Professor in Political Science and Computer and Information Science

David Lazer

Computational Social Science

Big Data: big insights into human behavior

One of the emerging memes of recent years has been around “big data”—the development of very large data sets around many domains. In the area of human behavior, there are these vast reservoirs of information about our lives that have accumulated, in everywhere from our inboxes to cellular phone companies to credit card companies, to the Internet, where a large fraction of all human expression is now taking place for all to see.

These data must surely offer awesome insights into both individual and human behavior, and our perspective on both will change as a result.

Computational Social Science: Publications List

Publications list

N. Cao, Y. Lin, X. Sun, D. Lazer, S. Liu and H. Qu, “Whisper: Tracing the Spatiotemporal Process of Information Diffusion in Real Time,” IEEE Information Visualization 2012, (also forthcoming in IEEETransactions on Visualization and Computer Graphics).

Y. Lin, J. Bagrow, and D. Lazer, “More Voices than Ever?

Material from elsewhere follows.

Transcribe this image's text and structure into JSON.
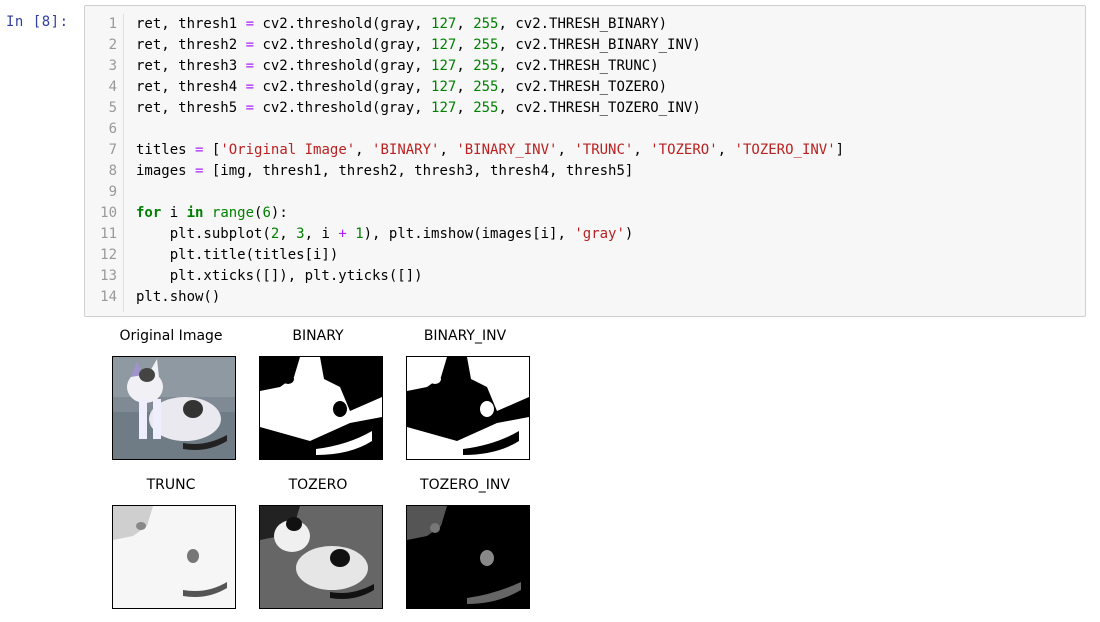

Quantifying Media Bias in Networks,” ICWSM-11, Barcelona, 2011.

A Madan, S. Moturu, D. Lazer, and A Pentland “Social Sensing: Obesity, unhealthy Eating and Exercise in Face-to-face Networks”, proceedings of ACM Wireless Health 2010, San Diego, 2010.

A Madan, M. Cebrian, D. Lazer, and A. Pentland “Social Sensing to Model Epidemiological Behavior Change”, Proceedings of ACM Ubicomp 2010, Copenhagen (Nominated for Best Paper), 2010.

N. Eagle, A. Pentland, and D. Lazer, “Inferring friendship structure using mobile phone data,” Proceedings of the National Academy of Sciences, August 17, 2009.

D. Lazer, I. Mergel, and A. Friedman, “Co-citation of prominent social network articles in sociology journals: The evolving canon,” Connections, April, 2009.

D. Lazer, A. Pentland, L. Adamic, S. Aral, A-L Barabasi, D. Brewer, N. Christakis, N. Contractor, J. Fowler, M. Gutmann, T. Jebara, G. King, M. Macy, D. Roy, and M. Van Alstyne “Computational Social Science,” Science, February 6, 2009. 

J.-P. Onnela, J. Saramäki, J. Hyvönen, G. Szabó, D. Lazer, K. Kaskil, J. Kertész, and A.-L. Barabási,  “Structure and tie strengths in mobile communication networks,” Proceedings of the National Academy of Sciences, May 1, 2007.

Media Coverage And Appearance
Publication date: 
08/2016

Donald Trump has become well known for his shoot-from-the-hip tweeting style. Lots of insults, lots of rants and lots of energy. Data scientists who have examined all of Trump's tweets over time found he has some very clear Twitter strategies and tactics that, in many ways, have been working.

Keywords: 
Trump
Twitter
Journal Article
Publication date: 
08/2012
Authors: 
Allan Friedman
David Lazer

Whether as team members brainstorming or cultures experimenting with new technologies, problem solvers communicate and share ideas. This paper examines how the structure of communication networks among actors can affect system-level performance. We present an agent-based computer simulation model of information sharing in which the less successful emulate the more successful.

Keywords: 
network structure
exploration
exploitation
computational social science
Journal Article
Publication date: 
08/2012
Authors: 
David Lazer
Alex `Sandy' Pentland
Lada Adamic
Sinan Aral
Albert-Laszlo Barabasi
Devon Brewer
Nicholas A. Christakis
Noshir Contractor
James Fowler
Myron Gutmann
Tony Jebara
Gary King
Michael Macy
Deb Roy
Marshall Van Alstyne

We live life in the network. We check our e-mails regularly, make mobile phone calls from almost any location, swipe transit cards to use public transportation, and make purchases with credit cards. Our movements in public places may be captured by video cameras, and our medical records stored as digital files. We may post blog entries accessible to anyone, or maintain friendships through online social networks.

Keywords: 
computational social science
social science
Journal Article
Publication date: 
11/2011
Authors: 
Yu-Ru Lin
James P. Bagrow
David Lazer

Social media, such as blogs, are often seen as democratic entities that allow more voices to be heard than the conventional mass or elite media. Some also feel that social media exhibits a balancing force against the arguably slanted elite media. A systematic comparison between social and mainstream media is necessary but challenging due to the scale and dynamic nature of modern communication.